We could say more about what I’m calling the first-order text, the primary narrative of Lucy’s disappearance. But in a rough sense, my paraphrase captures the action: we end with Lucy’s trail of footprints disappearing in the middle of a bridge. And then we get two stanzas of folk theology to make sense of this primary text:

Yet some maintain that to this day
She is a living Child,
That you may see sweet Lucy Gray
Upon the lonesome Wild.
O’er rough and smooth she trips along,
And never looks behind;
And sings a solitary song
That whistles in the wind.

What is at stake here is the refusal of death. The village—for I take the village itself to be the true narrator of the poem—keeps Lucy a “living Child,” in presence, however translucent and evasive. The cost of her indefinite life is that she becomes the text of nature. If nothing in her homely domestic life seems to license that transformation, that fact isn’t going to get in the way of the mythmaking apparatus at work here. The upshot is that by holding onto the “living Child,” the community is effectively denying the necessity of a transcendental afterlife in favor of immanent life, however spectral. Lucy will not be committed to deathly alteriority of heaven.
This process is, I suggest, the socialized version of the perspective voiced by the eight-year-old girl that stars in “We are seven.” Her present-tense insistence on ARE is an assertion of the continued life of her dead siblings, albeit in changed form:

“Their graves are green, they may be seen,”
The little Maid replied,
“Twelve steps or more from my mother’s door,
“And they are side by side.
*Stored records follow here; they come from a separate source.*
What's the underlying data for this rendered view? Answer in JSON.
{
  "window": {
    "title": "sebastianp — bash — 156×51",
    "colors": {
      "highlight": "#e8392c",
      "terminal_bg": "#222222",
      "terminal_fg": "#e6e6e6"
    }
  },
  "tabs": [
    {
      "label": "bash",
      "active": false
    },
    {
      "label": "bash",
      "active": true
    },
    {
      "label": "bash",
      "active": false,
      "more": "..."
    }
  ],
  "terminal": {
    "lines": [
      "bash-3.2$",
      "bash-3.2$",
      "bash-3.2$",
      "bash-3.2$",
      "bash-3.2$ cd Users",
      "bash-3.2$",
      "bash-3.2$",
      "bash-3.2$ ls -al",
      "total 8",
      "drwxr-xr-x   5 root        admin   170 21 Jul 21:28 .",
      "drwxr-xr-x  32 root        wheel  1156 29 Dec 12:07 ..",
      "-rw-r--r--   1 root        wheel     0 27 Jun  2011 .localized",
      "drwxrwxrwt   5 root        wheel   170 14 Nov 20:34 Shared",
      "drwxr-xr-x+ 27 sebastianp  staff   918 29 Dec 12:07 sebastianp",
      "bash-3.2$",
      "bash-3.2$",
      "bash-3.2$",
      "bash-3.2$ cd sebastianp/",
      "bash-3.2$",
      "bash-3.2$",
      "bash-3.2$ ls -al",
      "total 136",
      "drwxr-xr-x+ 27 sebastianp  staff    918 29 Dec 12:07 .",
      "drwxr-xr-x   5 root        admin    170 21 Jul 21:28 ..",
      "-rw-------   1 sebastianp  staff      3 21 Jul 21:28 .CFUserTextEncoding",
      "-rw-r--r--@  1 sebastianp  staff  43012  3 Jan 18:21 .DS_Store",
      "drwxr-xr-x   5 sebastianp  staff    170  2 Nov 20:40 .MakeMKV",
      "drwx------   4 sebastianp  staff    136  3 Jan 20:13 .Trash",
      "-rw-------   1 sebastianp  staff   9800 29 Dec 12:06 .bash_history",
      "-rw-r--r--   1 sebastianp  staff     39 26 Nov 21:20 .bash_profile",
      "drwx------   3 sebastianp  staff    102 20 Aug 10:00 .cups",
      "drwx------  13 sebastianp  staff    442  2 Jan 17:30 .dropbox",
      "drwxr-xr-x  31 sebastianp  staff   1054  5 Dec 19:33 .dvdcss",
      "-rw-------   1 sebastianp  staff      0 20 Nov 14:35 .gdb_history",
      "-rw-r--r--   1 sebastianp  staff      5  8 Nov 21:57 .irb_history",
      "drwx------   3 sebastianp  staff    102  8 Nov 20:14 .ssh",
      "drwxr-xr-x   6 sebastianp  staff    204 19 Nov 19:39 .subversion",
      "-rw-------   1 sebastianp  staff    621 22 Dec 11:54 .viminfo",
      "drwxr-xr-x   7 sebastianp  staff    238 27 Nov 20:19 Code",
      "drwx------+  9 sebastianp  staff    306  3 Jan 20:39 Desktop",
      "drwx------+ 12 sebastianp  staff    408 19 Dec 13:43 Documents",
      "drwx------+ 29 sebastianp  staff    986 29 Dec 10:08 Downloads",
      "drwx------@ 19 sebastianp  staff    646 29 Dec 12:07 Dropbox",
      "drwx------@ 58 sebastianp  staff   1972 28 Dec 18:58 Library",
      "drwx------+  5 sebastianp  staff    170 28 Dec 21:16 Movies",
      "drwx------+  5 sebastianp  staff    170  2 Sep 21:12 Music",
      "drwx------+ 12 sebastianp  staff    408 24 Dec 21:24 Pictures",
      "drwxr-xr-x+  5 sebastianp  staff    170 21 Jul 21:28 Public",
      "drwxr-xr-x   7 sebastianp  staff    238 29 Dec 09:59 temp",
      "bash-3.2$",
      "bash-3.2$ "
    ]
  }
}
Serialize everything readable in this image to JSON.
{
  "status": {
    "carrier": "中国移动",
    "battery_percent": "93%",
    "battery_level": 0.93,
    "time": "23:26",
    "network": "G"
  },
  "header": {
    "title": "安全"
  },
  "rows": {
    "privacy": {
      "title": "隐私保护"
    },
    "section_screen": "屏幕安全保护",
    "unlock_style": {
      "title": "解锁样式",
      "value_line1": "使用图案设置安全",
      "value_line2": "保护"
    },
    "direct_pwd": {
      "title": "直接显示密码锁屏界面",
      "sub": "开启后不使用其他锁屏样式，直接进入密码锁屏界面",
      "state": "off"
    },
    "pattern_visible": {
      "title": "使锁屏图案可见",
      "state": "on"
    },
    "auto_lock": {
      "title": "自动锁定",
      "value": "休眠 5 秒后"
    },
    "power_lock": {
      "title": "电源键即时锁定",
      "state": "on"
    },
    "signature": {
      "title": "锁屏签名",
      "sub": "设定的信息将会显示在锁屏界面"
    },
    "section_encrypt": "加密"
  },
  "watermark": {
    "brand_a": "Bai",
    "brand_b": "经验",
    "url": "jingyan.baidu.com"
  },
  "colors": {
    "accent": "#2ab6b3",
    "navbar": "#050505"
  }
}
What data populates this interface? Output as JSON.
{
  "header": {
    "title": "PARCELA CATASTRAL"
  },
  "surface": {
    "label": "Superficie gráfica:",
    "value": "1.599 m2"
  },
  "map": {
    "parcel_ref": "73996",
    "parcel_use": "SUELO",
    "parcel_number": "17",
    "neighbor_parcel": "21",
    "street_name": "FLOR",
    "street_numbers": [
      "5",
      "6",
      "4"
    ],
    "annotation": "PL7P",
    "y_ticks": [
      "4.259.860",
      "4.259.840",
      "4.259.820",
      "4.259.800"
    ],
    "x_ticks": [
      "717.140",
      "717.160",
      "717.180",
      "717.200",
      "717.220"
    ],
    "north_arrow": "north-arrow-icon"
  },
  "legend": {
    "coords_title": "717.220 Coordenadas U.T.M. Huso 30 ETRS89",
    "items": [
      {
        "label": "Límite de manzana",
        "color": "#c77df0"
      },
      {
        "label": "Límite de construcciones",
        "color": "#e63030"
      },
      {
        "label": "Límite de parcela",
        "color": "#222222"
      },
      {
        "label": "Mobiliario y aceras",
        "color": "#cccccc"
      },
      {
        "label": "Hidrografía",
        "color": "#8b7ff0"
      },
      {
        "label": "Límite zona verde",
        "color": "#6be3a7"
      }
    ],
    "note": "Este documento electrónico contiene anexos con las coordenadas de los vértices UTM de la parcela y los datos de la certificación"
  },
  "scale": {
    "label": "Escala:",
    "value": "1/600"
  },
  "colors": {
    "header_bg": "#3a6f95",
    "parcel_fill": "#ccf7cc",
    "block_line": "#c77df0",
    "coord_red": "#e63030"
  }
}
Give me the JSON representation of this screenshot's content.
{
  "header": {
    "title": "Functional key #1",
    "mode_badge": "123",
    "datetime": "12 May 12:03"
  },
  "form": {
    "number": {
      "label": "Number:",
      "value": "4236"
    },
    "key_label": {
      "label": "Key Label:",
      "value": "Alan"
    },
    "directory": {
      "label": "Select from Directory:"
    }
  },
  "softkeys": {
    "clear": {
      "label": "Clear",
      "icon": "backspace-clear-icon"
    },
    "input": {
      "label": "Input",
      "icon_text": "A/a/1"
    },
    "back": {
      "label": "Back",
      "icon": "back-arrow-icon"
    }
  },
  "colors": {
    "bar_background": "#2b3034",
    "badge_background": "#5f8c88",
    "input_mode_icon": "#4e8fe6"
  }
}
Sure enough, the poet-narrator flips out and tries to convince her that her siblings are really, really dead. But psychologically and phenomenologically, her dead brother and sister are far more alive than her siblings at sea—who are not only decisively absent, but may soon (may already) be casualties of war with France.
What she demonstrates is that “natural” psychology cannot yield the text of Anglican orthodoxy. The ideological foundations of the Church depend absolutely upon the special kind of absence represented by death, which can only be redeemed by a special kind of return to life, the Resurrection. But this “wildly clad” child of nature, with her “rustic, woodland air,” is immune to the logics of the church, despite the fact that she is living on the property of that esteemed institution.
The myth that emerges in “Lucy Gray” is what happens when the little girl of “We are seven” lives on to be integrated into the local community. We have moved from a simple assertion of continuing vitality (“Their graves are green”) to the more elaborate machinery of perdurance that is myth, whose composition has surely required the collective ingenuity of the community. But the refusal of death, and thus of the afterlife in heaven, persists between the two poems, at the respective levels of individual and social psychology. If the Wordsworth persona cannot be persuaded to refuse death its privilege as transcendent absence, that refusal is precisely what he finds in the marginalized and broken rural milieu of Lyrical Ballads, a deeply heterodox world of “natural” belief that does not believe in death.